Let me briefly tell you about my experience practicing one of these ways of living. I have mentioned here before that for the summers while I was at VST I was a volunteer visitor at the Dr. Peter Centre in Downtown Vancouver. It was then, as it remains today a place where people with full-blown AIDS and who have few resources, go for palliative care in a well-appointed and comfortable setting. I also recall telling you recently about one of the residents there who told me his tragic, but in the end beautiful and triumphant life story. I won’t then repeat that story here. What I would like to say though is that this man’s story was but just one of many. As a visitor volunteer I felt my primary responsibility was to listen and I found that people in the last stages of their lives like to tell the story of their lives.

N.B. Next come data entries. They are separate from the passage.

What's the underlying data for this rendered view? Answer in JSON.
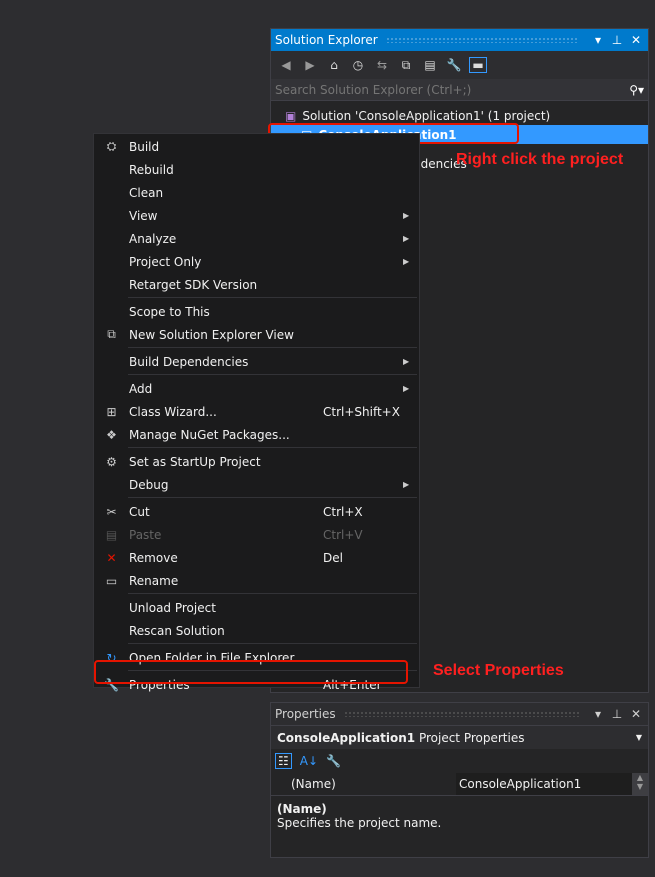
{
  "solution_explorer": {
    "title": "Solution Explorer",
    "search_placeholder": "Search Solution Explorer (Ctrl+;)",
    "solution_label": "Solution 'ConsoleApplication1' (1 project)",
    "project_label": "ConsoleApplication1",
    "dependencies_partial": "ndencies"
  },
  "annotations": {
    "right_click": "Right click the project",
    "select_properties": "Select Properties"
  },
  "menu": [
    {
      "label": "Build",
      "icon": "build-icon",
      "glyph": "⛭"
    },
    {
      "label": "Rebuild"
    },
    {
      "label": "Clean"
    },
    {
      "label": "View",
      "submenu": true
    },
    {
      "label": "Analyze",
      "submenu": true
    },
    {
      "label": "Project Only",
      "submenu": true
    },
    {
      "label": "Retarget SDK Version"
    },
    {
      "sep": true
    },
    {
      "label": "Scope to This"
    },
    {
      "label": "New Solution Explorer View",
      "icon": "new-view-icon",
      "glyph": "⧉"
    },
    {
      "sep": true
    },
    {
      "label": "Build Dependencies",
      "submenu": true
    },
    {
      "sep": true
    },
    {
      "label": "Add",
      "submenu": true
    },
    {
      "label": "Class Wizard...",
      "shortcut": "Ctrl+Shift+X",
      "icon": "class-wizard-icon",
      "glyph": "⊞"
    },
    {
      "label": "Manage NuGet Packages...",
      "icon": "nuget-icon",
      "glyph": "❖"
    },
    {
      "sep": true
    },
    {
      "label": "Set as StartUp Project",
      "icon": "gear-icon",
      "glyph": "⚙"
    },
    {
      "label": "Debug",
      "submenu": true
    },
    {
      "sep": true
    },
    {
      "label": "Cut",
      "shortcut": "Ctrl+X",
      "icon": "scissors-icon",
      "glyph": "✂"
    },
    {
      "label": "Paste",
      "shortcut": "Ctrl+V",
      "icon": "paste-icon",
      "glyph": "▤",
      "disabled": true
    },
    {
      "label": "Remove",
      "shortcut": "Del",
      "icon": "remove-icon",
      "glyph": "✕",
      "color": "#e51400"
    },
    {
      "label": "Rename",
      "icon": "rename-icon",
      "glyph": "▭"
    },
    {
      "sep": true
    },
    {
      "label": "Unload Project"
    },
    {
      "label": "Rescan Solution"
    },
    {
      "sep": true
    },
    {
      "label": "Open Folder in File Explorer",
      "icon": "refresh-folder-icon",
      "glyph": "↻",
      "color": "#3399ff"
    },
    {
      "sep": true
    },
    {
      "label": "Properties",
      "shortcut": "Alt+Enter",
      "icon": "wrench-icon",
      "glyph": "🔧"
    }
  ],
  "properties": {
    "title": "Properties",
    "object_name": "ConsoleApplication1",
    "object_type": "Project Properties",
    "prop_name": "(Name)",
    "prop_value": "ConsoleApplication1",
    "desc_title": "(Name)",
    "desc_text": "Specifies the project name."
  },
  "colors": {
    "accent": "#007acc",
    "selection": "#3399ff",
    "annotation": "#e51400"
  }
}
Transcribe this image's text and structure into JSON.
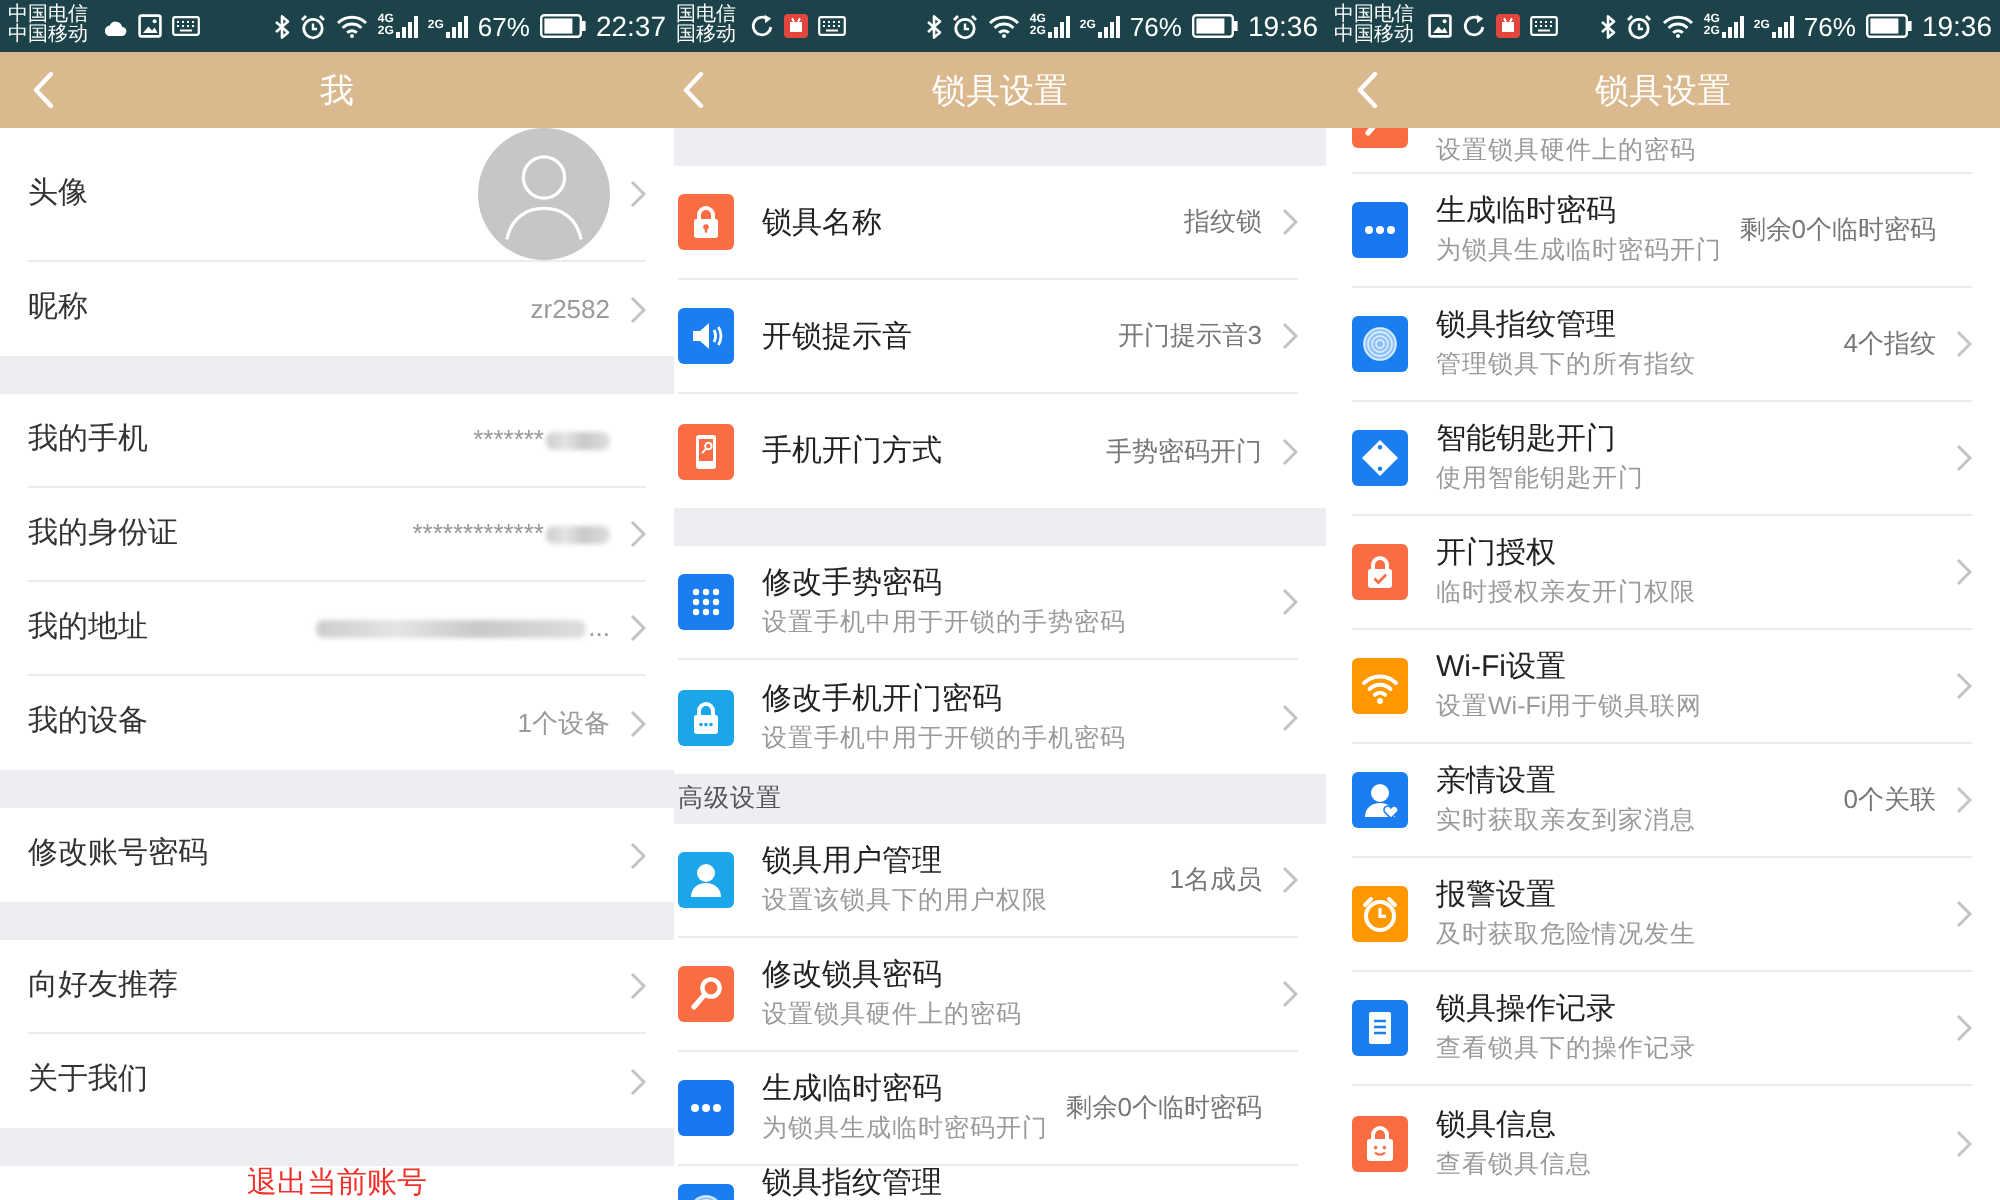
{
  "screens": [
    {
      "status_bar": {
        "carriers": [
          "中国电信",
          "中国移动"
        ],
        "notification_icons": [
          {
            "kind": "cloud"
          },
          {
            "kind": "image"
          },
          {
            "kind": "keyboard"
          }
        ],
        "sims": [
          {
            "labels": [
              "4G",
              "2G"
            ]
          },
          {
            "labels": [
              "2G"
            ]
          }
        ],
        "battery": "67%",
        "time": "22:37"
      },
      "header": {
        "title": "我"
      },
      "sections": [
        {
          "kind": "list",
          "rows": [
            {
              "kind": "avatar",
              "label": "头像",
              "chevron": true
            },
            {
              "kind": "field",
              "label": "昵称",
              "value_parts": [
                {
                  "kind": "text",
                  "text": "zr2582"
                }
              ],
              "chevron": true
            }
          ]
        },
        {
          "kind": "gap"
        },
        {
          "kind": "list",
          "rows": [
            {
              "kind": "field",
              "label": "我的手机",
              "value_parts": [
                {
                  "kind": "text",
                  "text": "*******"
                },
                {
                  "kind": "blur"
                }
              ],
              "chevron": false
            },
            {
              "kind": "field",
              "label": "我的身份证",
              "value_parts": [
                {
                  "kind": "text",
                  "text": "*************"
                },
                {
                  "kind": "blur"
                }
              ],
              "chevron": true
            },
            {
              "kind": "field",
              "label": "我的地址",
              "value_parts": [
                {
                  "kind": "blur"
                },
                {
                  "kind": "text",
                  "text": "..."
                }
              ],
              "chevron": true
            },
            {
              "kind": "field",
              "label": "我的设备",
              "value_parts": [
                {
                  "kind": "text",
                  "text": "1个设备"
                }
              ],
              "chevron": true
            }
          ]
        },
        {
          "kind": "gap"
        },
        {
          "kind": "list",
          "rows": [
            {
              "kind": "field",
              "label": "修改账号密码",
              "chevron": true
            }
          ]
        },
        {
          "kind": "gap"
        },
        {
          "kind": "list",
          "rows": [
            {
              "kind": "field",
              "label": "向好友推荐",
              "chevron": true
            },
            {
              "kind": "field",
              "label": "关于我们",
              "chevron": true
            }
          ]
        },
        {
          "kind": "gap"
        },
        {
          "kind": "list",
          "rows": [
            {
              "kind": "action",
              "label": "退出当前账号"
            }
          ]
        }
      ]
    },
    {
      "status_bar": {
        "carriers": [
          "国电信",
          "国移动"
        ],
        "notification_icons": [
          {
            "kind": "sync"
          },
          {
            "kind": "app"
          },
          {
            "kind": "keyboard"
          }
        ],
        "sims": [
          {
            "labels": [
              "4G",
              "2G"
            ]
          },
          {
            "labels": [
              "2G"
            ]
          }
        ],
        "battery": "76%",
        "time": "19:36"
      },
      "header": {
        "title": "锁具设置"
      },
      "sections": [
        {
          "kind": "gap"
        },
        {
          "kind": "list",
          "rows": [
            {
              "kind": "lock",
              "title": "锁具名称",
              "value": "指纹锁",
              "chevron": true
            },
            {
              "kind": "speaker",
              "title": "开锁提示音",
              "value": "开门提示音3",
              "chevron": true
            },
            {
              "kind": "phone",
              "title": "手机开门方式",
              "value": "手势密码开门",
              "chevron": true
            }
          ]
        },
        {
          "kind": "gap"
        },
        {
          "kind": "list",
          "rows": [
            {
              "kind": "keypad",
              "title": "修改手势密码",
              "subtitle": "设置手机中用于开锁的手势密码",
              "chevron": true
            },
            {
              "kind": "padlock_dots",
              "title": "修改手机开门密码",
              "subtitle": "设置手机中用于开锁的手机密码",
              "chevron": true
            }
          ]
        },
        {
          "kind": "heading",
          "text": "高级设置"
        },
        {
          "kind": "list",
          "rows": [
            {
              "kind": "user",
              "title": "锁具用户管理",
              "subtitle": "设置该锁具下的用户权限",
              "value": "1名成员",
              "chevron": true
            },
            {
              "kind": "key",
              "title": "修改锁具密码",
              "subtitle": "设置锁具硬件上的密码",
              "chevron": true
            },
            {
              "kind": "dots",
              "title": "生成临时密码",
              "subtitle": "为锁具生成临时密码开门",
              "value": "剩余0个临时密码",
              "chevron": false
            },
            {
              "kind": "fingerprint",
              "title": "锁具指纹管理",
              "chevron": false
            }
          ]
        }
      ]
    },
    {
      "status_bar": {
        "carriers": [
          "中国电信",
          "中国移动"
        ],
        "notification_icons": [
          {
            "kind": "image"
          },
          {
            "kind": "sync"
          },
          {
            "kind": "app"
          },
          {
            "kind": "keyboard"
          }
        ],
        "sims": [
          {
            "labels": [
              "4G",
              "2G"
            ]
          },
          {
            "labels": [
              "2G"
            ]
          }
        ],
        "battery": "76%",
        "time": "19:36"
      },
      "header": {
        "title": "锁具设置"
      },
      "sections": [
        {
          "kind": "list",
          "rows": [
            {
              "kind": "key",
              "subtitle": "设置锁具硬件上的密码",
              "chevron": false
            },
            {
              "kind": "dots",
              "title": "生成临时密码",
              "subtitle": "为锁具生成临时密码开门",
              "value": "剩余0个临时密码",
              "chevron": false
            },
            {
              "kind": "fingerprint",
              "title": "锁具指纹管理",
              "subtitle": "管理锁具下的所有指纹",
              "value": "4个指纹",
              "chevron": true
            },
            {
              "kind": "diamond",
              "title": "智能钥匙开门",
              "subtitle": "使用智能钥匙开门",
              "chevron": true
            },
            {
              "kind": "padlock_check",
              "title": "开门授权",
              "subtitle": "临时授权亲友开门权限",
              "chevron": true
            },
            {
              "kind": "wifi",
              "title": "Wi-Fi设置",
              "subtitle": "设置Wi-Fi用于锁具联网",
              "chevron": true
            },
            {
              "kind": "user_heart",
              "title": "亲情设置",
              "subtitle": "实时获取亲友到家消息",
              "value": "0个关联",
              "chevron": true
            },
            {
              "kind": "alarm",
              "title": "报警设置",
              "subtitle": "及时获取危险情况发生",
              "chevron": true
            },
            {
              "kind": "document",
              "title": "锁具操作记录",
              "subtitle": "查看锁具下的操作记录",
              "chevron": true
            },
            {
              "kind": "padlock_face",
              "title": "锁具信息",
              "subtitle": "查看锁具信息",
              "chevron": true
            }
          ]
        }
      ]
    }
  ]
}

What I did not realize when I started this volunteer position is that in the end the residents of the Dr. Peter Centre would be giving to me, through their stories, far greater a gift than I could have ever given back to them. They told me of human hurts and social complexities that I had never experienced before. They told me of sacrifices and heroics that I could have never imagined before. They told me of victories won and personal accomplishments achieved that were Olympic in proportion and nothing short of inspiring. These men and women gave me true wisdom and sage advice for life. I am a better person in so many ways for having spent time with them. I entered the Dr Peter Centre trying to fulfill a Christian duty and in the end the grace of humanity and the love of God gave me a permanent and lasting gift of a certain kind of understanding. In the end, to be genuine about the experience, I felt I was the resident and they were the volunteers.

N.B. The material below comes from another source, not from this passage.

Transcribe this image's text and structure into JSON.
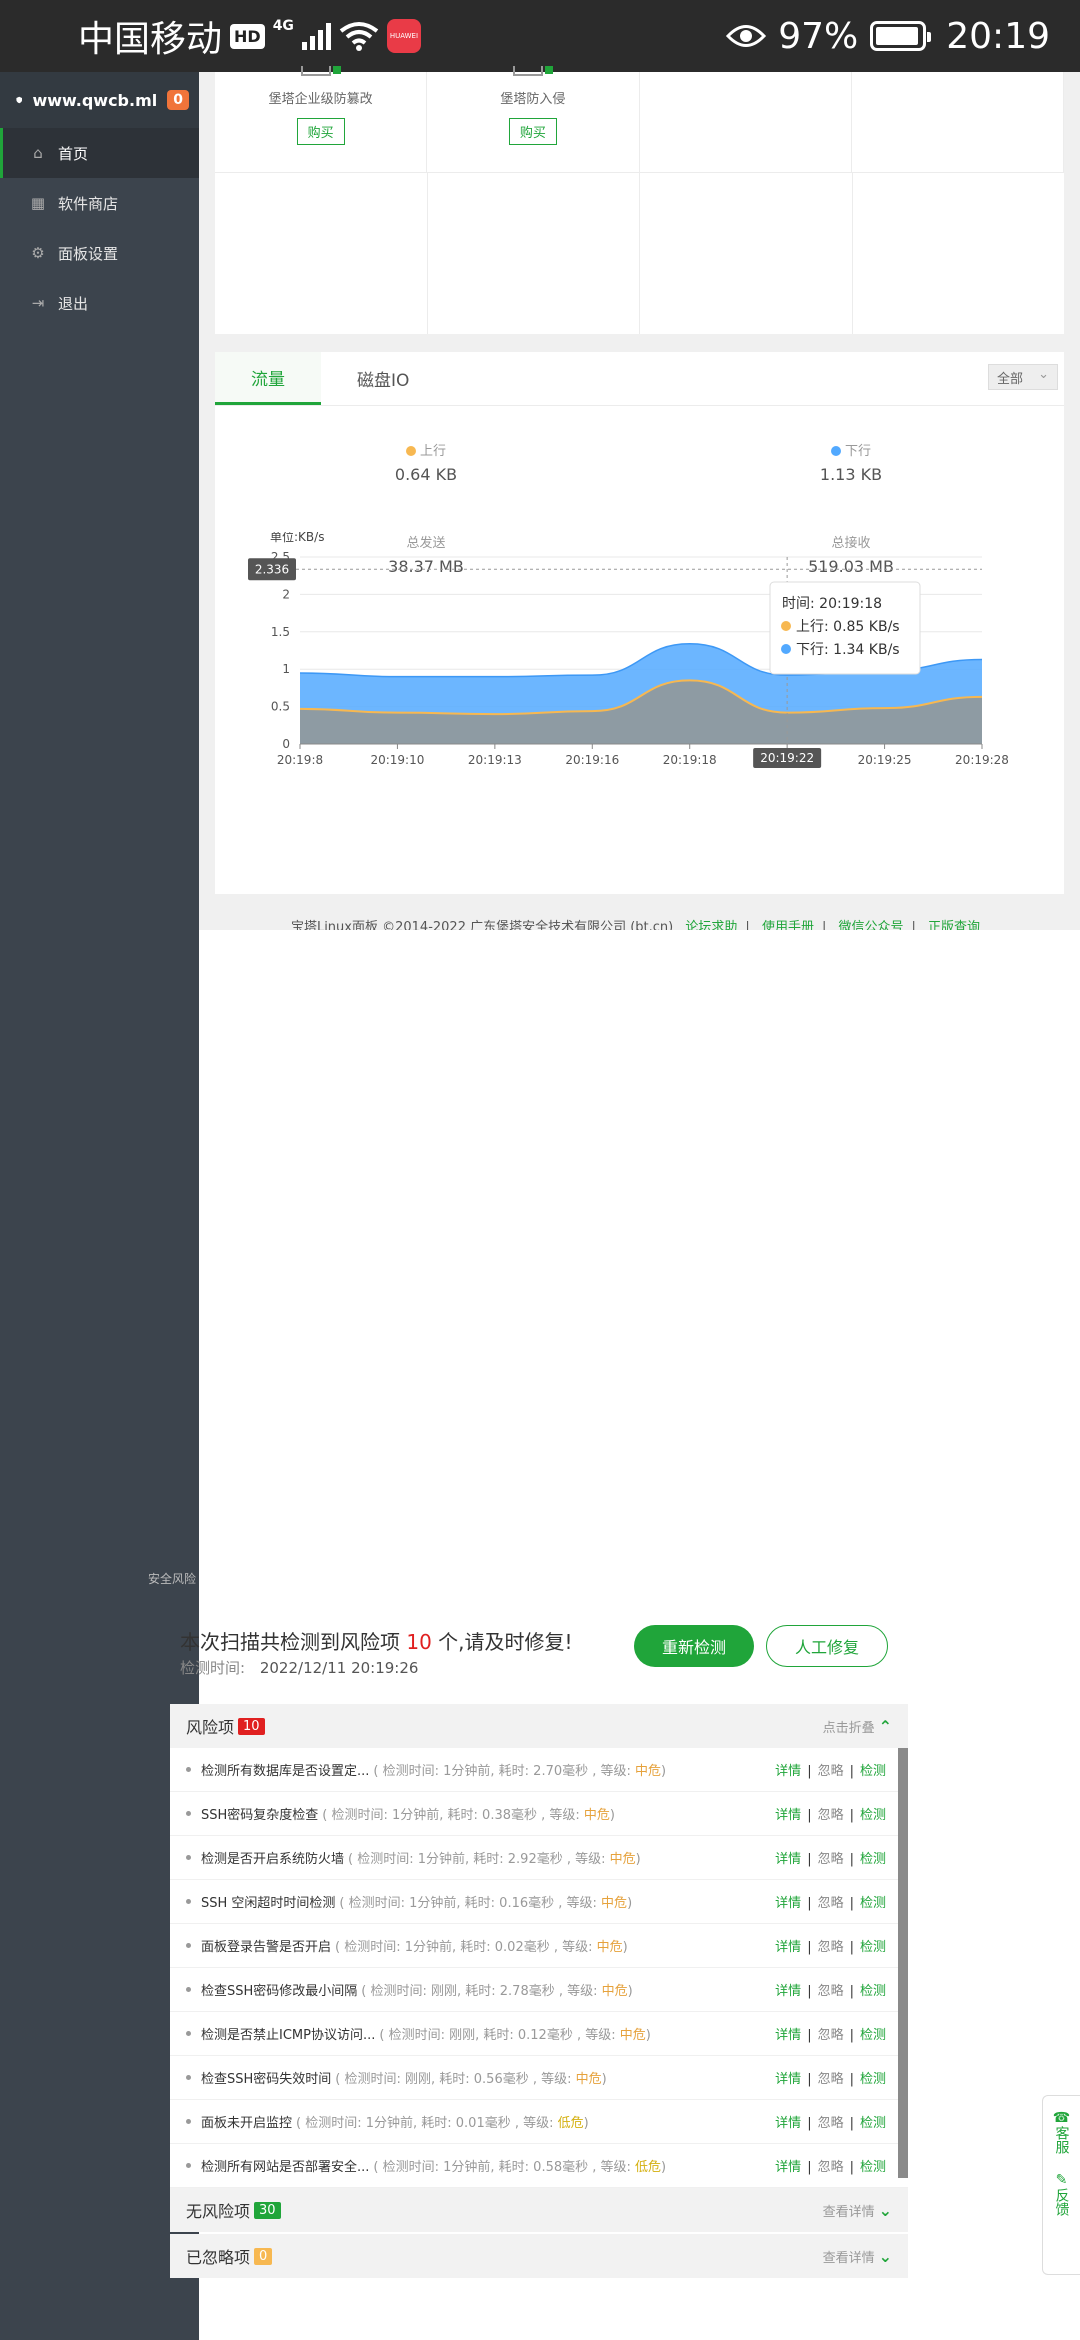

In the Gospel passage today Jesus asks of us to take an honest look into our hearts. In the parlance of the modern times in which we live Jesus is asking of us to take an honest look into our heart, mind and soul. Jesus is asking us are we growing in compassion, empathy, understanding, forgiveness, humility, generosity, and are we growing in a love that fosters relationships and keeps them healthy and strong. Jesus is asking us to open our heart, mind and soul to the love of God. It will always be a work in progress as we live to be in the full stature of Christ. While on that journey feel free to implement one or more of the Christian practices I mentioned here today. Feel free to visit others, to give to charity, to invite strangers into your friendship, to pray regularly and contemplatively, love others unconditionally and deepen your connection with God. When you do this be prepared for what I call the paradox of grace. As you give of yourself to these Christian practices, be aware that you will inevitably receive back so much more than you anticipated. It’s called the amazing grace of God, and it works its wonders for all of us. We all know it is a good idea to wash our hands before eating, that just makes sense. It is even a better idea to open your heart, mind and soul to the love of God because that makes miracles. Amen.
The Rev. Patrick Blaney